This “golden moment,” as we called it, was only possible because our group collectively listened to what Christina was saying. Not only were our ears open but so were our eyes. We witnessed how her manner changed and altered itself from when we first began our session. If no one was listening carefully we would have never got the footage and audio that has contributed so greatly to the success of our final media story. By being good listeners and becoming flexible to unplanned situations those pieces of “gold” comments come to the surface.
CLIP THREE: CHRISTINA
5. Embrace the awkward pauses.

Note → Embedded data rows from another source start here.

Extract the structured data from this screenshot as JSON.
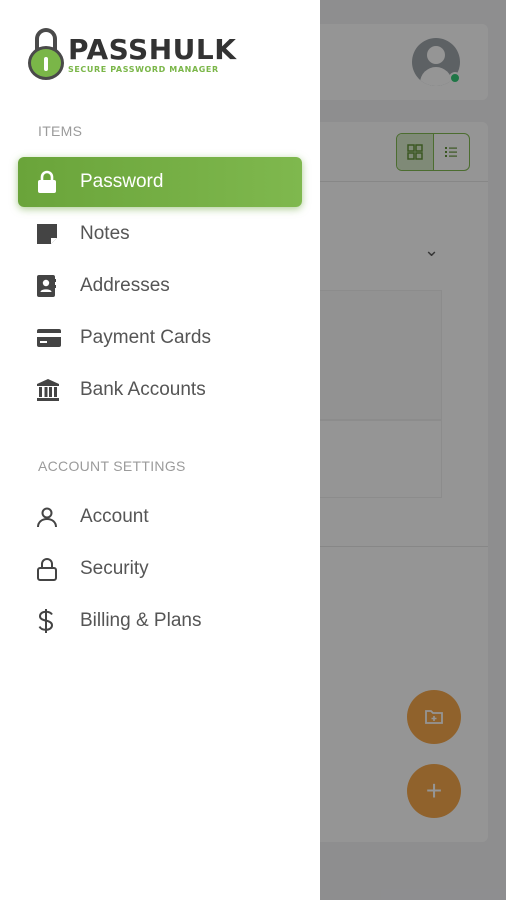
{
  "app": {
    "logo_title": "PASSHULK",
    "logo_subtitle": "SECURE PASSWORD MANAGER",
    "accent_color": "#7ab648",
    "fab_color": "#f6a340"
  },
  "drawer": {
    "items_section_label": "ITEMS",
    "items": [
      {
        "label": "Password",
        "icon": "lock-icon",
        "active": true
      },
      {
        "label": "Notes",
        "icon": "note-icon",
        "active": false
      },
      {
        "label": "Addresses",
        "icon": "address-book-icon",
        "active": false
      },
      {
        "label": "Payment Cards",
        "icon": "credit-card-icon",
        "active": false
      },
      {
        "label": "Bank Accounts",
        "icon": "bank-icon",
        "active": false
      }
    ],
    "account_section_label": "ACCOUNT SETTINGS",
    "account_items": [
      {
        "label": "Account",
        "icon": "user-icon"
      },
      {
        "label": "Security",
        "icon": "lock-outline-icon"
      },
      {
        "label": "Billing & Plans",
        "icon": "dollar-icon"
      }
    ]
  },
  "background": {
    "view_toggle": [
      "grid-view-icon",
      "list-view-icon"
    ],
    "dropdown_icon": "chevron-down-icon",
    "fab_buttons": [
      "new-folder-icon",
      "plus-icon"
    ],
    "fab_add_glyph": "+",
    "chevron_glyph": "⌄"
  }
}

Everyone tends to fear awkward pauses that arise when a conversation feels like it is going nowhere or is slowly fading. However, pauses are actually great relaxing and thinking points throughout an interview. Pauses give the interviewee a chance to think and process the question presented and then give an honest and thought filled answer. A pause gives the interviewer time to stop, take into account the interviewees previous answer and then create another question to continue the conversational flow.
If you begin to feel uncomfortable, lean into that discomfort and be aware of those feelings. Recognize how your conversation is going and focus towards the areas you feel are working to their advantage. During pauses take time to refocus and recenter yourself, allowing yourself and your mind to be fully aware and attentive. Eliminate the “ums,” “likes,” and nervous giggles and just take a moment to collect yourself. But just remember silence is okay and is often a sign of in-depth thought that will contribute to a better interview. And if the interviewee doesn’t respond after a while, ask them to talk about what they were thinking during their silence. Often those moments become the most revealing and emotional parts of the conversation.